KUCO General Secretary George Gibore said that the union has heeded calls by Labour Cabinet Secretary Ukur Yattani to go back to the negotiation table but has warned him that the government has only 12 days to ensure that the talks happen or they go on strike.
He said that the union also wants the government to ensure that the negotiations on the remaining 15 percent of their CBA be concluded and signed within 30 days of the resumption of the talks failure to which the Union’s National Executive Council (NEC) is under instruction from the Union’s advisory council to call for a strike.
“We have heeded the call to go back to the table and start from where we had stopped but the negotiations must resume before March 1. Subsequently, if it starts and we do not conclude the CBA before March 28 then we will call for a strike to push the government to conclude this matter,” said Mr Gibore on Saturday after a meeting of the union’s advisory committee in Nairobi.
Mr Gibore said that the Union has been negotiating with the Council of Governors and the Ministry of Health since November 2017 which has seen the union sign recognition agreement with a majority of the county governments with only the Ministry remaining to sign the same.
“We have a communication from the ministry that on Monday they will sign the agreement. That provides for the negotiation of the CBA which stalled after negotiation for close to 90 percent of the items proposed to the national government. We are also heeding to the call of the national government that we reconstitute our negotiating team,” he said.
He said the negotiations started in December 2017 with a timeline of up to January 31, 2018 but this then dragged to April 2018, when the government walked out of the negotiations, leading to a collapse of the talks.
On his part, KUCO chairman Peterson Wachira called on the government to enhance staffing in the health sector in order to achieve Universal Health Coverage (UHC) by increasing its budgetary allocation to the health sector from the current 3 percent to 15 percent as is provided for in Abuja declaration.
He explained that currently, there are only 6,000 clinical officers against a requirement of 24,000 that was put forward by the Health Ministry as needed number to help it realize UHC.
“This means that a clinical officer will have to see up to 150 patients in a day (8 hours). The World Health Organization standards is that you should not exceed 35 patients,” said Mr Wachira.
Mr Wachira further asked the government to revamp their comprehensive medical cover as had been advised by the Salaries and Remuneration Commission (SRC) that every employer should ensure that its employees have comprehensive medical cover, which is in line with the Employment Act Section 34.
“Imagine 98 percent of the counties have no comprehensive medical cover. Some of us when we have a problem with our tooth, we can only have it extracted because we cannot afford root canal and other procedures because we cannot even afford the services that ourselves we do offer,” he said.
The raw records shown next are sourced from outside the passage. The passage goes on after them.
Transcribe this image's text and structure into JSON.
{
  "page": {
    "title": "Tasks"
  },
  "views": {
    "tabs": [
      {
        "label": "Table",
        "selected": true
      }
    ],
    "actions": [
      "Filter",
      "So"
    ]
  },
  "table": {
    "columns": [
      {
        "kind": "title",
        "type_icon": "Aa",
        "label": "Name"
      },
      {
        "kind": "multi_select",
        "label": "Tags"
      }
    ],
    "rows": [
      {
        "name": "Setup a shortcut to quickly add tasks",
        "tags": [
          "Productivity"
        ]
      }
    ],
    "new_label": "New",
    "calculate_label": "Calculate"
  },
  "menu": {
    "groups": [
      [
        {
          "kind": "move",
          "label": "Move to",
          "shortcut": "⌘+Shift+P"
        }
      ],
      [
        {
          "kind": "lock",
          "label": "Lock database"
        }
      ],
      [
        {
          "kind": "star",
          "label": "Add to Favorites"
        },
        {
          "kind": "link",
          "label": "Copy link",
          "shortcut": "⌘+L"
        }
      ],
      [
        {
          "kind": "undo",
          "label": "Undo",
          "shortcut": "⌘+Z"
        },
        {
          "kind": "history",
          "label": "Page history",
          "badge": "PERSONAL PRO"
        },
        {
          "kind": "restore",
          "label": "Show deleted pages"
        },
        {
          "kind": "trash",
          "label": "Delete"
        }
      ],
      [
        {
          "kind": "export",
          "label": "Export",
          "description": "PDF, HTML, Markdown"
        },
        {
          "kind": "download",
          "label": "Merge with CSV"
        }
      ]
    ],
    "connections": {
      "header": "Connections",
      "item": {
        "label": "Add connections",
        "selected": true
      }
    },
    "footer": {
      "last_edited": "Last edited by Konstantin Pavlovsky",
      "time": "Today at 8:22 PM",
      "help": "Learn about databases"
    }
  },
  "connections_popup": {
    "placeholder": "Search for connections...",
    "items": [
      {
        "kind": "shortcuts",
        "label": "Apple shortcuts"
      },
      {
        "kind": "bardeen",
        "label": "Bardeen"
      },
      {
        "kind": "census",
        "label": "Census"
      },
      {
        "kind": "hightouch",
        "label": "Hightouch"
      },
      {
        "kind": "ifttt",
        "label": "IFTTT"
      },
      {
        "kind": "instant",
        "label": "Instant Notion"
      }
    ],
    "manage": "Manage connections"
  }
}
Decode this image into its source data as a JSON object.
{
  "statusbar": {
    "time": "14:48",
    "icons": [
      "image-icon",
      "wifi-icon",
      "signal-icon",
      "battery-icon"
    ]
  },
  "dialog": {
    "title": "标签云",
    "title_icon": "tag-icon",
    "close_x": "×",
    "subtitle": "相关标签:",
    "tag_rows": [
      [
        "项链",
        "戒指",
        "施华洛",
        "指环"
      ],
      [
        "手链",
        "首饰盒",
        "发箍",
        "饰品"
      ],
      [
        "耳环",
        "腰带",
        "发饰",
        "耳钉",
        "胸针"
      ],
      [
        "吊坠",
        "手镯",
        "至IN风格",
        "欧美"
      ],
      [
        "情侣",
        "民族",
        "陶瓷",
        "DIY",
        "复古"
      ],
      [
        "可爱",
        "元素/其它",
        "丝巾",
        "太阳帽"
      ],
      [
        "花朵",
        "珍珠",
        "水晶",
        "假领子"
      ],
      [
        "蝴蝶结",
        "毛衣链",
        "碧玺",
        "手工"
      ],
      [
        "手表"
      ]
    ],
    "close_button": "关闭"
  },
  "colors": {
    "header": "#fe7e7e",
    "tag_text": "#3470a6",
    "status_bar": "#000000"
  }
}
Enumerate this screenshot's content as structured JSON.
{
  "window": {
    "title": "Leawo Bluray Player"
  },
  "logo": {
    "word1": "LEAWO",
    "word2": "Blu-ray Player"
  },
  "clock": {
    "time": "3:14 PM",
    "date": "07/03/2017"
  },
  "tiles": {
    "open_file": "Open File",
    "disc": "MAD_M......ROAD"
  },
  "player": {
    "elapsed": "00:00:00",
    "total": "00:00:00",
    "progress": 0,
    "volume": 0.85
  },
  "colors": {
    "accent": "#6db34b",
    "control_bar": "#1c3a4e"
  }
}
The clinical officers have also been demanding a raise in their risk allowance from Sh3,000 to Sh30,000 and call allowance from Sh10,000 to Sh70,000. They also want health workers’ allowances increased from Sh20,000 to Sh30,000.